▶ _Data section_:
——

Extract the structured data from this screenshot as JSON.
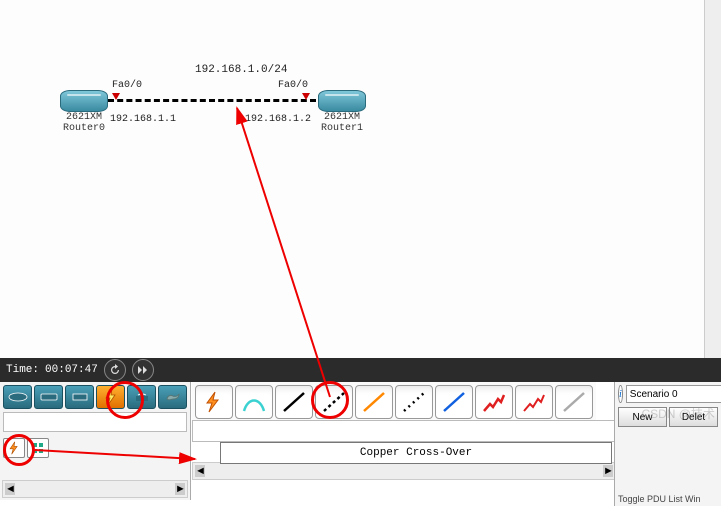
{
  "topology": {
    "subnet": "192.168.1.0/24",
    "router0": {
      "model": "2621XM",
      "name": "Router0",
      "iface": "Fa0/0",
      "ip": "192.168.1.1"
    },
    "router1": {
      "model": "2621XM",
      "name": "Router1",
      "iface": "Fa0/0",
      "ip": "192.168.1.2"
    }
  },
  "sim": {
    "time_label": "Time:",
    "time_value": "00:07:47"
  },
  "cables": {
    "tooltip": "Copper Cross-Over"
  },
  "scenario": {
    "current": "Scenario 0",
    "new_btn": "New",
    "delete_btn": "Delet",
    "footer": "Toggle PDU List Win"
  },
  "watermark": "CSDN @技术"
}
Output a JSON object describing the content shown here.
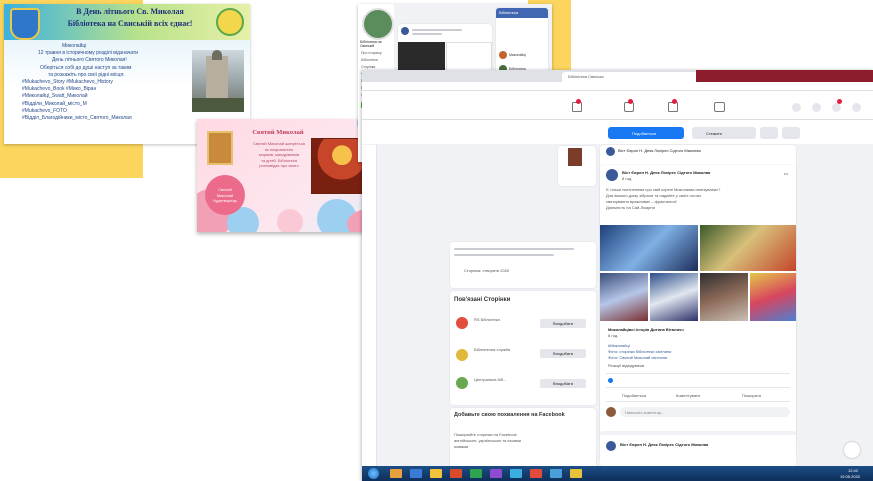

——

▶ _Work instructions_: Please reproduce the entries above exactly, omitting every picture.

▶ _Solution to this problem_:
Extract the structured data from this screenshot as JSON.
{
  "topology": {
    "subnet": "192.168.1.0/24",
    "router0": {
      "model": "2621XM",
      "name": "Router0",
      "iface": "Fa0/0",
      "ip": "192.168.1.1"
    },
    "router1": {
      "model": "2621XM",
      "name": "Router1",
      "iface": "Fa0/0",
      "ip": "192.168.1.2"
    }
  },
  "sim": {
    "time_label": "Time:",
    "time_value": "00:07:47"
  },
  "cables": {
    "tooltip": "Copper Cross-Over"
  },
  "scenario": {
    "current": "Scenario 0",
    "new_btn": "New",
    "delete_btn": "Delet",
    "footer": "Toggle PDU List Win"
  },
  "watermark": "CSDN @技术"
}
Output a JSON object describing the content shown here.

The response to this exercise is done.